Biggest Waste of Time:
Maybe I had been too fatigued after watching Michael Haneke’s Amour, or maybe Olivier Assayas’ Something in the Air just really wasn’t all that good. Having made it on my list of most anticipated films of the festival, Assayas’ latest was a slog to sit through for the most part, resulting in a forgettable semi-autobiographical portrait of an 18-year-old man reacting to the social changes of late 1960’s Europe. I’ll give it another look some time down the road, but no other film at TIFF had impacted me less.
Save for a few minor letdowns, TIFF 2012 had been offering up good film after good film. It wasn’t until my second to last day at the fest that I had been completely blown away by something – Harmony Korine’s Spring Breakers. No other screening had produced such a potent wave of awe-inspiring images and emotions. I knew I would react favorably to Korine’s latest, but nothing had quite prepared me for how much the director had matured, while still sticking to his signature aesthetic. Spring Breakers is such a fluid and subverting work, as well as overly divisive – which is no surprise coming from Korine. Not only was it my favorite film of the fest by a mile, but my favorite film of 2012 so far.
Paradise: Love (Ulrich Seidl, AUT/GER/FRA) – Belying its title, Ulrich Seidl’s Paradise: Love is very much a figurative handful and maybe a bit too much for casual filmgoers to take in. Gratingly drawn-out occurrences partly detract from its appeal, however incisive subject matter and lingering sense of poise laced with awkward tenderness are enough to hold in high regard as a worthwhile discovery and TIFF 2012 highlight.
Biggest Waste of Time:
Everybody Has a Plan (Ana Piterbarg, ARG/ESP/GER) – A nondescript tale of mistaken identity, first-time filmmaker Ana Piterbarg is off to a decent start, however she needs a lesson in cohesiveness and focal maintenance before tackling her sophomore effort. Focusing on Viggo Mortensen’s dual role as twin brothers Agustin and Pedro, the tale throws the former into the midst of the Winter’s Bone-esque Argentinian underworld – one hidden behind the thick-wooded facade of the seemingly idyllic Le Tigre Delta region – after he assumes the identity of deceased identical counterpart. What ensues is something not of intrigue, but of prolonged boredom as characters appear and reappear out of thin air for the sake of causing conflict, not once bringing anything substantial to the table as said individuals’ motives are as transparent as can be. Wrapping things up in a hail of unwarranted gore, Everybody Has a Plan can’t hold a candle to similar, pseudo-neo-noirish efforts thanks to the aforementioned lack of poise and involvement on behalf of us viewers.

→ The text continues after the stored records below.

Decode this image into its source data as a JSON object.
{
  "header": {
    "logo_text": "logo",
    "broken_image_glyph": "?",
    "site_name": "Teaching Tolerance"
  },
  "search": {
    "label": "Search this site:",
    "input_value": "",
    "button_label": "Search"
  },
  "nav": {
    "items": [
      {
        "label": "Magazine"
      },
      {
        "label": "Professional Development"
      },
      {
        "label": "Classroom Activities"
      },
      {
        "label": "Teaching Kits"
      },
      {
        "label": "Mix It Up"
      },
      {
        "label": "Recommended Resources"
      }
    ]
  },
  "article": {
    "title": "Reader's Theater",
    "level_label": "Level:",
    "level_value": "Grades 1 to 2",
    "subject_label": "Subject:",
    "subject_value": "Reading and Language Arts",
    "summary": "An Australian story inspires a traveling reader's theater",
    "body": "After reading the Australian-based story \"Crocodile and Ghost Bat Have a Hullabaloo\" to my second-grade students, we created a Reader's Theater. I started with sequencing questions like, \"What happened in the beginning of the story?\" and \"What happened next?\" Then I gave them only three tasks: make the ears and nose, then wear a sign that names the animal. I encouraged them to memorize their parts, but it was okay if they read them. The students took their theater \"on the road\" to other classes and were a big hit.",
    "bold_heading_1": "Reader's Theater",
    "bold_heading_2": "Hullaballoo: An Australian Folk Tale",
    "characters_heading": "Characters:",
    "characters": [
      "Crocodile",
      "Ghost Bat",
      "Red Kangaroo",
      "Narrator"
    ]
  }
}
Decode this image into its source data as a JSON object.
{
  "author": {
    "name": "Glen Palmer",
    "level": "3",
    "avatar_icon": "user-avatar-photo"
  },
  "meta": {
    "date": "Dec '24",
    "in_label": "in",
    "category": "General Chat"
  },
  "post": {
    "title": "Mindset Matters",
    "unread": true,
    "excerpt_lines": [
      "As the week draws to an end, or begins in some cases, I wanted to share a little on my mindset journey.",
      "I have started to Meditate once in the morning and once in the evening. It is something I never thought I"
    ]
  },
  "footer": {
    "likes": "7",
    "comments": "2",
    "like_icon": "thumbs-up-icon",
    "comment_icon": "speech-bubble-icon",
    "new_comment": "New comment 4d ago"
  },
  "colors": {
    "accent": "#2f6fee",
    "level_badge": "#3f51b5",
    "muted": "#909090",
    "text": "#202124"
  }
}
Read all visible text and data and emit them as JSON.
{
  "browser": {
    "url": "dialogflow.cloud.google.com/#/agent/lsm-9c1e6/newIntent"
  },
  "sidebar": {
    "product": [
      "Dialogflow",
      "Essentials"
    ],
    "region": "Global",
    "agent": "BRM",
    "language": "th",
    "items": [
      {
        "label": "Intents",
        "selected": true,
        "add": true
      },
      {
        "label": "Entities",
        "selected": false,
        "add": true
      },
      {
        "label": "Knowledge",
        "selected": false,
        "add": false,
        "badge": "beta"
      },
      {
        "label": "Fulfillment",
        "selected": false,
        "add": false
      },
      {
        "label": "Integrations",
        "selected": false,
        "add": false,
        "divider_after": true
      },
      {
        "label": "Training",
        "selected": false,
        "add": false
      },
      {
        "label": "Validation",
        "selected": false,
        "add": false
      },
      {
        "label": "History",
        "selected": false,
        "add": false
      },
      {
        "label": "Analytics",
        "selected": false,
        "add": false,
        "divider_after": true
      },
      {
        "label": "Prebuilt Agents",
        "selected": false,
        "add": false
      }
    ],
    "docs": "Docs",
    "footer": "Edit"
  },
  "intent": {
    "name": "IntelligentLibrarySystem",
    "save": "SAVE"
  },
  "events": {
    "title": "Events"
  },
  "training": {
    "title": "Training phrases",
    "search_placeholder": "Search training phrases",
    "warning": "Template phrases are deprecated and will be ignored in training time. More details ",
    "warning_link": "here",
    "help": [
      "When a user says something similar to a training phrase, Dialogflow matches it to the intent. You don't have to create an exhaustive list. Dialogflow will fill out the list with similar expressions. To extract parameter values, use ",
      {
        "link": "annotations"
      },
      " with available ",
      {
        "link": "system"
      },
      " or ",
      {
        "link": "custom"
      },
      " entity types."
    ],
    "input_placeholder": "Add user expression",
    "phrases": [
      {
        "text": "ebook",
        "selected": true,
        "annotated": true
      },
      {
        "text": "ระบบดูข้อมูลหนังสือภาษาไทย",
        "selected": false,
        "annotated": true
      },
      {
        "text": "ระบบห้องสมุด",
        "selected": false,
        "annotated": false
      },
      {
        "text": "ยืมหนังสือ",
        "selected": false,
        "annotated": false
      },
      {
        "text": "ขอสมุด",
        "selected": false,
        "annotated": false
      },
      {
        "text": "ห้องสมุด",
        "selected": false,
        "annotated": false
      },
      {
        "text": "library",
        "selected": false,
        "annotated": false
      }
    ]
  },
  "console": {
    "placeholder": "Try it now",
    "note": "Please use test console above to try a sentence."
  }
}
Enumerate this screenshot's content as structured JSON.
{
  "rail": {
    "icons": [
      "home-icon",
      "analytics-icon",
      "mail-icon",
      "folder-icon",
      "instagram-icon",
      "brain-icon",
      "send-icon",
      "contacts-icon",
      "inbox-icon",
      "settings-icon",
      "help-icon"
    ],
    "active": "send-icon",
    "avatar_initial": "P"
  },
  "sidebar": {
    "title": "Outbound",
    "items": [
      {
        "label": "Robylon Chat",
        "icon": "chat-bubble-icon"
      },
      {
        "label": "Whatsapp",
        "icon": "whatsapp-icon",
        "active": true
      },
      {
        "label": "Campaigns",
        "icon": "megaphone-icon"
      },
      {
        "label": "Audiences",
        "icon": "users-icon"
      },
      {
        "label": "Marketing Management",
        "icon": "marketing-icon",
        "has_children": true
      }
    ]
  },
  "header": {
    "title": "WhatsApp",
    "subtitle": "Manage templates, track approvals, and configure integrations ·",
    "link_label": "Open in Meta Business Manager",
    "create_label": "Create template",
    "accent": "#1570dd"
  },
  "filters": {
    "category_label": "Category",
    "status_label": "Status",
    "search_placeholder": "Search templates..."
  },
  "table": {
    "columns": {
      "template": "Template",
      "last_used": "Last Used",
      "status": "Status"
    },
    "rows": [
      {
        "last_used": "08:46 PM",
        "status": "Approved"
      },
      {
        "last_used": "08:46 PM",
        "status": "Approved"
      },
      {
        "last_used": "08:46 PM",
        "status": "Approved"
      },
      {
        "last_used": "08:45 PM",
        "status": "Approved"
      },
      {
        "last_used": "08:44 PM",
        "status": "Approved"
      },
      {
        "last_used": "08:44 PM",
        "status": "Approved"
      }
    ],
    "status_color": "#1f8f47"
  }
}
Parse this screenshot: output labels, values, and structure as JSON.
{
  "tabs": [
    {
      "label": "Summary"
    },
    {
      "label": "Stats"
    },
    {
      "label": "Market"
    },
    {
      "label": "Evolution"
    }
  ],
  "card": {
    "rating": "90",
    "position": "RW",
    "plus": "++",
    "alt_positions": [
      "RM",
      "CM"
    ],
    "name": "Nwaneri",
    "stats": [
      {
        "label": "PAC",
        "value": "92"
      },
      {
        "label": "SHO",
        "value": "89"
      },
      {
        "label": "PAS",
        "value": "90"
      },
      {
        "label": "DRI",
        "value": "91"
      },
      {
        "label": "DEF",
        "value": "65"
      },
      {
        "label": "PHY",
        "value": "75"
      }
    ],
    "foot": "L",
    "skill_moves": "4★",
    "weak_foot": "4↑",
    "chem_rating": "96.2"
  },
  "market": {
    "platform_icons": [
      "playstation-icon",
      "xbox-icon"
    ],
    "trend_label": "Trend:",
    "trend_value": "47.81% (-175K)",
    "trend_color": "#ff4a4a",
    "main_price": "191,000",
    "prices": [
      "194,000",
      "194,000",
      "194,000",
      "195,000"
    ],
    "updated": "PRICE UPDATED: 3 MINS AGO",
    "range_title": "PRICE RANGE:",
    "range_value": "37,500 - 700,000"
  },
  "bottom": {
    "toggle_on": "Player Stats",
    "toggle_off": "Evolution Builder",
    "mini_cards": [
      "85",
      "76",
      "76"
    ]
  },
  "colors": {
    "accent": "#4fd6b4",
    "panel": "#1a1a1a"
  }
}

Spring Breakers (Harmony Korine, USA) – A startlingly beautiful depiction of Spring Break mania at its crudest and lewdest, Harmony Korine’s struck gold with his radically subversive cautionary-cum-adult fairy tale, of which is sure to please his followers and undoubtedly garner some new ones. Aided substantially by Franco, a lush Floridian color palette, bombastic dubstep-laden score and unsubtle editing that becomes a welcome constant throughout, I promise there isn’t a snowball’s chance in Hell you can fully prepare yourselves for an experience like this.